WHAT YOU NEED TO DO:
Looking through the listing below, state how many lines have the word "data" in them. Only the number should be given.

MATERIAL FOR THIS EXERCISE:
________________

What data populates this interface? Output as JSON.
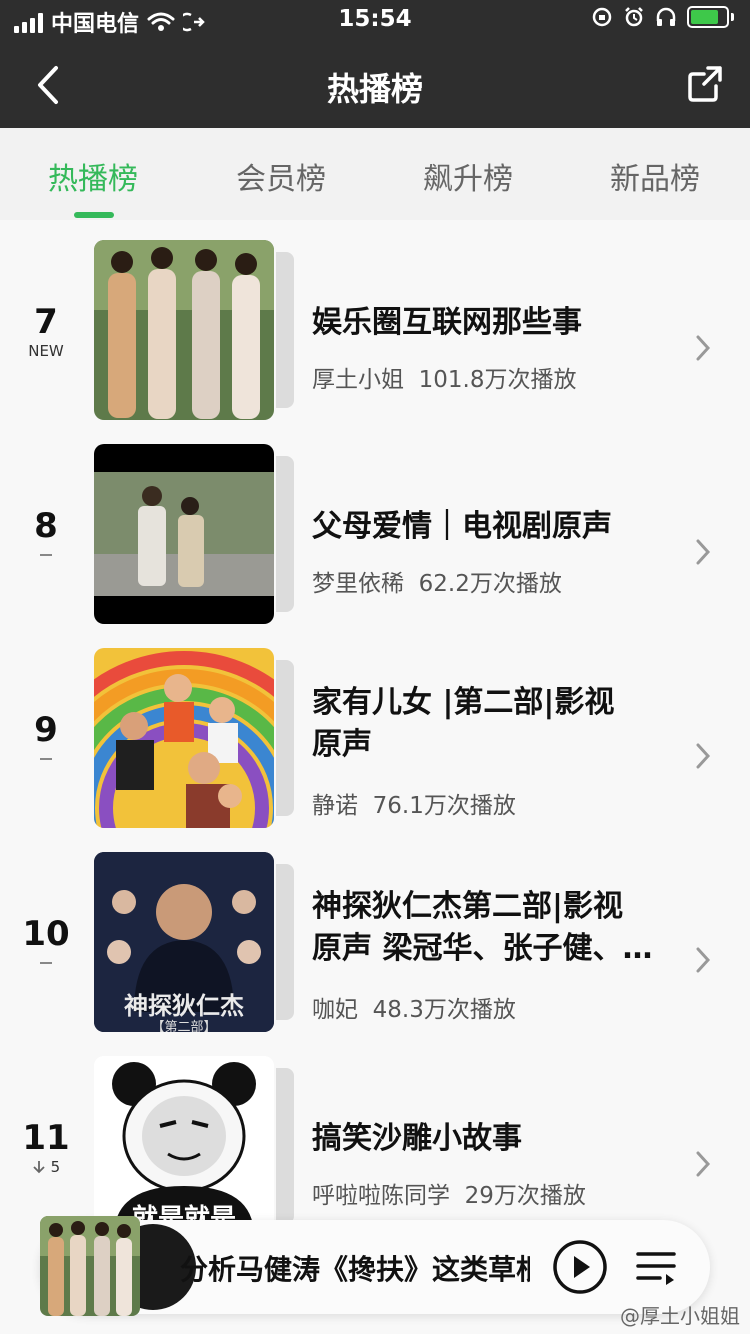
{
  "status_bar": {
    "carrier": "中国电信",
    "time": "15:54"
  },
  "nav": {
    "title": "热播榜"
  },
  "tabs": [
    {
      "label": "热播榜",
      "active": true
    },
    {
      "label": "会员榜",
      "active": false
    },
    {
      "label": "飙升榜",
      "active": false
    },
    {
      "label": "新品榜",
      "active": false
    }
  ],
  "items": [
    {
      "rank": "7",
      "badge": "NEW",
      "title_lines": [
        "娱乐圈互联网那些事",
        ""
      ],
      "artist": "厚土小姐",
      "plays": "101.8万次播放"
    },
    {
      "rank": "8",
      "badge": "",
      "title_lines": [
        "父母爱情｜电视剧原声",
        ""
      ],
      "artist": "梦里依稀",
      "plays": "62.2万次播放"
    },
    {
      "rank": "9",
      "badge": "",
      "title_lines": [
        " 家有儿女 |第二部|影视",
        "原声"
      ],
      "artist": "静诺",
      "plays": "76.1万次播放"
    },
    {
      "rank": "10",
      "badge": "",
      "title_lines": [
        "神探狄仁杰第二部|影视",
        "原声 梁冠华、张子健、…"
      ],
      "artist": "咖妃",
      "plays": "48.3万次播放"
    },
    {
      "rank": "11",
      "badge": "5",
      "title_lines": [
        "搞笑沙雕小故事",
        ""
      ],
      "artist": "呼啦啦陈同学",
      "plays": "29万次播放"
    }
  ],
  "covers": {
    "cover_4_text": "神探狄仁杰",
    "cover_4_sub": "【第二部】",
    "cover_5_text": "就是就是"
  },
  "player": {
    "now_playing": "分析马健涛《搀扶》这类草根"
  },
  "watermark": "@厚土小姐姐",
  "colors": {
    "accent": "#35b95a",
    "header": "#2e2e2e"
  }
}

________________

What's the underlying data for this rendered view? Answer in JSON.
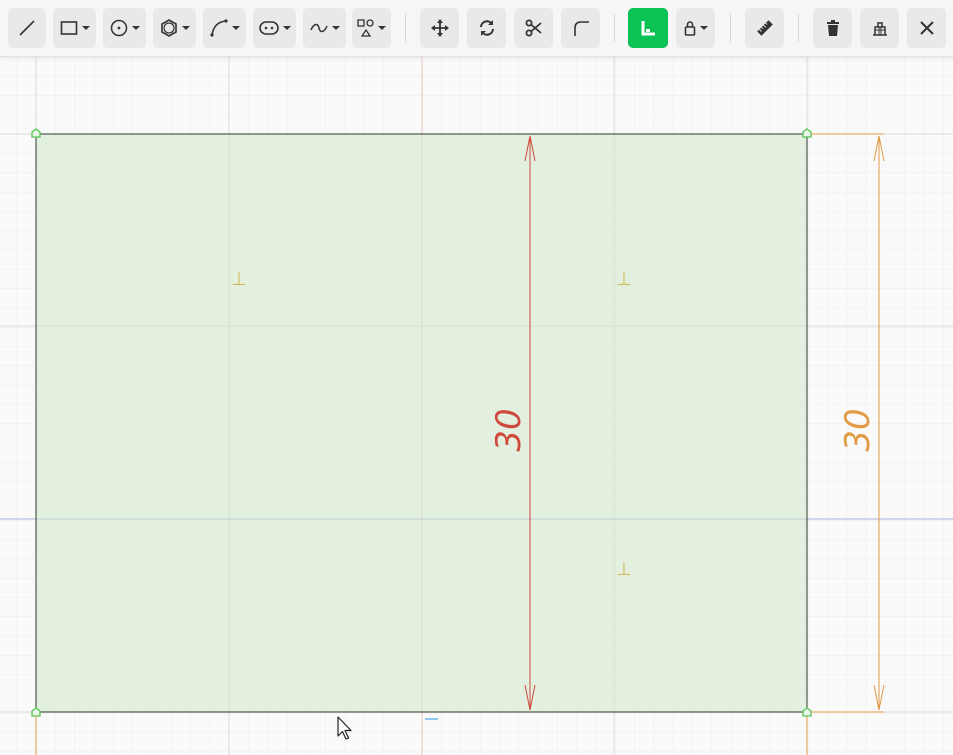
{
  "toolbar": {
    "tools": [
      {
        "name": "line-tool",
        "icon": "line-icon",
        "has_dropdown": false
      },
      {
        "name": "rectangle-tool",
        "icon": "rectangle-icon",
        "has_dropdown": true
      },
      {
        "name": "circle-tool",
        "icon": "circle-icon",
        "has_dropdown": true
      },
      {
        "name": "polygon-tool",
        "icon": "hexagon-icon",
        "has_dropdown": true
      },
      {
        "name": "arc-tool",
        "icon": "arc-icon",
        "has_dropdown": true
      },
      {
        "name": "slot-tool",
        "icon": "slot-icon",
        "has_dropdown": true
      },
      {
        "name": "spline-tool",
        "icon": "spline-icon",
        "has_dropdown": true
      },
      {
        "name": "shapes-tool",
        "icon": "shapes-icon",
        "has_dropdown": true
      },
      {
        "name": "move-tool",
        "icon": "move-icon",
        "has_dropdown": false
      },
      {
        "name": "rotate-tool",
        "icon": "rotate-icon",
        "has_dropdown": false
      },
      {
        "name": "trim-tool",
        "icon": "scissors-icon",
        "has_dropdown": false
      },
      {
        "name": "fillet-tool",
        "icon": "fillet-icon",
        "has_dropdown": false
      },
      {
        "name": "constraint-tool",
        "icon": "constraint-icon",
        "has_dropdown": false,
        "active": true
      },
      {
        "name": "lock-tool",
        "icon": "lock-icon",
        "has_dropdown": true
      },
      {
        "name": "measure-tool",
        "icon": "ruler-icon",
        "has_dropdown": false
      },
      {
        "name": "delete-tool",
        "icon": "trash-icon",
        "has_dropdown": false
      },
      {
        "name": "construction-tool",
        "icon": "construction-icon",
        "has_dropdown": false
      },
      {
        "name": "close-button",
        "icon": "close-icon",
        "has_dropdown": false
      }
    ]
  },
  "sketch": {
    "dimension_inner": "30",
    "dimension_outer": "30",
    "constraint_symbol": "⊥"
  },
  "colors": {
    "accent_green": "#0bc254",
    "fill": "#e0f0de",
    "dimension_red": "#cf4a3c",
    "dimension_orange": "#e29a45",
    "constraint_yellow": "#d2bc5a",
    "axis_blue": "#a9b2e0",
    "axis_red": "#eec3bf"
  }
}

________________

SOLUTION BELOW:
2